DesignMorphine is a creative hub for design trough workshops, lectures, projects and explorations in the field of architecture, design and arts. The themes of their workshops vary from digital experimenting in order to learn new software, to fabrication or art related topics, defining the DesignMorphine multi-oriented ideology. Their goal is to provide the essential elements of trending design practices in a condensed way. They have conducted over 30 workshops and courses in Europe, the Middle East and USA and among them are successful collaborations with Harvard and MIT.
Arte Robotica V.01: Computational Robotic Painting Workshop
The workshop will take place between the 6th-8th October in Paris, at Woma. It will be tutored by Lidia Ratoi, Kunaljit Chadha and Amaury Thomas.
Tristan Tzara’s „To make a Dadaist Poem” was a true manifesto towards the renewal of art, and an invitation to the first manifestations of controlled chaos.
To make a Dadaist poem:
Take a newspaper.
Take a pair of scissors.
Choose an article as long as you are planning to make your poem.
Cut out the article.
Then cut out each of the words that make up this article and put them in a bag.
Shake it gently.
Then take out the scraps one after the other in the order in which they left the bag.
The poem will be like you.
And here are you a writer, infinitely original and endowed with a sensibility that is charming though beyond the understanding of the vulgar.
Computational design and digital fabrication are associated with precise, effective and optimized strategies, tools used towards enhancing design and fabrications processes. But what if they become art, under the aegis of randomness?
By gathering real-time data from sound waves, a series of patterns will be generated algorithmically. Through computational tricks, the original patterns will be distorted and will generate a path for the robot arm.
While in traditional painting the canvas is still and the color source moves, DesignMorphine proposes the inverted situation – three static “color sources” will be placed in front of the robot. One will be a spray paint, the other a scrapping instrument, while the third will be a marker-type brush.

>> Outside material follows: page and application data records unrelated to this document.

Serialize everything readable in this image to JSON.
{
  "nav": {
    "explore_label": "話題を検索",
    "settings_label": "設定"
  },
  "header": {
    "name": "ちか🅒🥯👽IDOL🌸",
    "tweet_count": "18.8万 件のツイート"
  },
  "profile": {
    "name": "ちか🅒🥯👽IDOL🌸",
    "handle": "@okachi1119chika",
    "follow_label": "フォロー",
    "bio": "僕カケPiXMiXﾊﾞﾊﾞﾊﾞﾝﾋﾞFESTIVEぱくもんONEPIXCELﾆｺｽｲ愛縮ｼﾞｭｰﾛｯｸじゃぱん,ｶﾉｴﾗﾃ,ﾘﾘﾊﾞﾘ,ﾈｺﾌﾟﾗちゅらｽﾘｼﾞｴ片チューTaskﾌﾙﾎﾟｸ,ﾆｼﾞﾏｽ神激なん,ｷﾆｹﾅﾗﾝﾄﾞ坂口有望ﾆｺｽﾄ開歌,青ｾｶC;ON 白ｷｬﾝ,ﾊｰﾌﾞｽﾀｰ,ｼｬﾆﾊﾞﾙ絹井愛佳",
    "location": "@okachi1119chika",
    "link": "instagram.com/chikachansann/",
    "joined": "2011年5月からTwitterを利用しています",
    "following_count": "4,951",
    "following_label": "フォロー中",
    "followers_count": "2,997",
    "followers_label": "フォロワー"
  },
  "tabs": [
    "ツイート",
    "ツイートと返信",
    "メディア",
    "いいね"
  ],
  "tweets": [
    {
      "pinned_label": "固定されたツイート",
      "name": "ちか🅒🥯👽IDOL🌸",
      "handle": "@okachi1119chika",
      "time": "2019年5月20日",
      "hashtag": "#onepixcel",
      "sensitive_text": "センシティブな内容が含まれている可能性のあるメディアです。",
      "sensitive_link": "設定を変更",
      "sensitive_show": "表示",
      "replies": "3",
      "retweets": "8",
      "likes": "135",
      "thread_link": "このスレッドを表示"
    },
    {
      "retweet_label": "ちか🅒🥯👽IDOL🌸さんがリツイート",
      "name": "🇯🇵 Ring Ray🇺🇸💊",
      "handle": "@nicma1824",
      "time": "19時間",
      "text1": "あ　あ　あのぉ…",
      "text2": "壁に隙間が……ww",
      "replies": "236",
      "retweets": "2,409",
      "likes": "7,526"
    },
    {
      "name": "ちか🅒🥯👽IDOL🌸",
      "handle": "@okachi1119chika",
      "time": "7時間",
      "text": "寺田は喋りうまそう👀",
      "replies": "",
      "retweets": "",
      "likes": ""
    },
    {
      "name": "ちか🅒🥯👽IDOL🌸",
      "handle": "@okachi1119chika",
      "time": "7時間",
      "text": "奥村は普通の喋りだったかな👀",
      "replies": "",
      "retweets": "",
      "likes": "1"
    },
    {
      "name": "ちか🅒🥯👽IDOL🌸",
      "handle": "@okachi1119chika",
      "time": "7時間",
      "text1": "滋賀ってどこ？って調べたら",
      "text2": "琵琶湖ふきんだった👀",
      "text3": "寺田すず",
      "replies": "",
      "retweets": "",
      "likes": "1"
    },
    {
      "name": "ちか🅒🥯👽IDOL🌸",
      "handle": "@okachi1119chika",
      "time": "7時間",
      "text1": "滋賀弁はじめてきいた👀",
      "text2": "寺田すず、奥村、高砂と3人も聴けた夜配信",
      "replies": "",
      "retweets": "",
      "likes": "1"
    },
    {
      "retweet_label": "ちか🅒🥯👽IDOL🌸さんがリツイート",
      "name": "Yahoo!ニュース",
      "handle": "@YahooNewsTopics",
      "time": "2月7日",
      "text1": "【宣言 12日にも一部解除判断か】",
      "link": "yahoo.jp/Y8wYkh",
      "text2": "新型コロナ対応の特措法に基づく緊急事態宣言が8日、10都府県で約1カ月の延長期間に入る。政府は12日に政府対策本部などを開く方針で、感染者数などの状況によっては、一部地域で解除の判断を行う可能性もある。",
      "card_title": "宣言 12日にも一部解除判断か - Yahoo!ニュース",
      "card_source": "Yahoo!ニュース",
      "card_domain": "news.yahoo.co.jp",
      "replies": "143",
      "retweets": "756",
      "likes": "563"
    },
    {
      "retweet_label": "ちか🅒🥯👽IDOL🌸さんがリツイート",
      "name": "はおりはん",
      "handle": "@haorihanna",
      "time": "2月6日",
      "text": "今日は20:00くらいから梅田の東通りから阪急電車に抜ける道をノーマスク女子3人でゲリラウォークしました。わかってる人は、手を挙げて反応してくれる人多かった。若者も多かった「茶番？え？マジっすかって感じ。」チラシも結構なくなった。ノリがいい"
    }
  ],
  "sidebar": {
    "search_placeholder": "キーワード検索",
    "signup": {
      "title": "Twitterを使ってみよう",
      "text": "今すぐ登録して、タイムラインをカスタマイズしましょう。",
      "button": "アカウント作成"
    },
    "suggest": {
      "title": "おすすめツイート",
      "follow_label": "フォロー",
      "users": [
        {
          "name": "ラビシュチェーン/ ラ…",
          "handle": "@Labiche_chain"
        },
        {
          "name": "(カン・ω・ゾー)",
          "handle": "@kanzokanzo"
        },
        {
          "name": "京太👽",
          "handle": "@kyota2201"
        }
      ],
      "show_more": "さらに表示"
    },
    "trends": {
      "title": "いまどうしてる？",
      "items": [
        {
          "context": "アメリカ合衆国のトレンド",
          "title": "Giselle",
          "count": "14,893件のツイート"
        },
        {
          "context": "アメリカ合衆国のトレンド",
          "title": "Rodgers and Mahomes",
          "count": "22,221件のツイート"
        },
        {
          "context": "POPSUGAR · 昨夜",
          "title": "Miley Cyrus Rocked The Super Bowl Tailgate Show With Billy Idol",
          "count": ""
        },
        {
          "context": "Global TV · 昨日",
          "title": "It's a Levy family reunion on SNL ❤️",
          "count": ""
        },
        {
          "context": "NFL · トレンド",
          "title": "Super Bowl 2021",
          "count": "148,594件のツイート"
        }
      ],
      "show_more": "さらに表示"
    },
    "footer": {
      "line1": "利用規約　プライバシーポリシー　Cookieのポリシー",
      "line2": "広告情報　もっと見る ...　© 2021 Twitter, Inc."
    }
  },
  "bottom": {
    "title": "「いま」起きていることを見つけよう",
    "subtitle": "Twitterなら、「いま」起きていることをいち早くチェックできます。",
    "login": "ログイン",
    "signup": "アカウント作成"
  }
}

The transparent canvas will be mounted on the robot, and will move according to the sound-wave patterns, thus creating a painting that is in no way predictable, yet totally controlled. Therefore, you are not able to see what is being painted, but you can only introduce the parameters and see the end result.
The impromptu “painting” will be designing itself on an almost imaginary canvas, which is constantly changing the parameters of the design as it moves itself. The precision of the tool is always succumbed to the authority of the randomness of the movement patterns.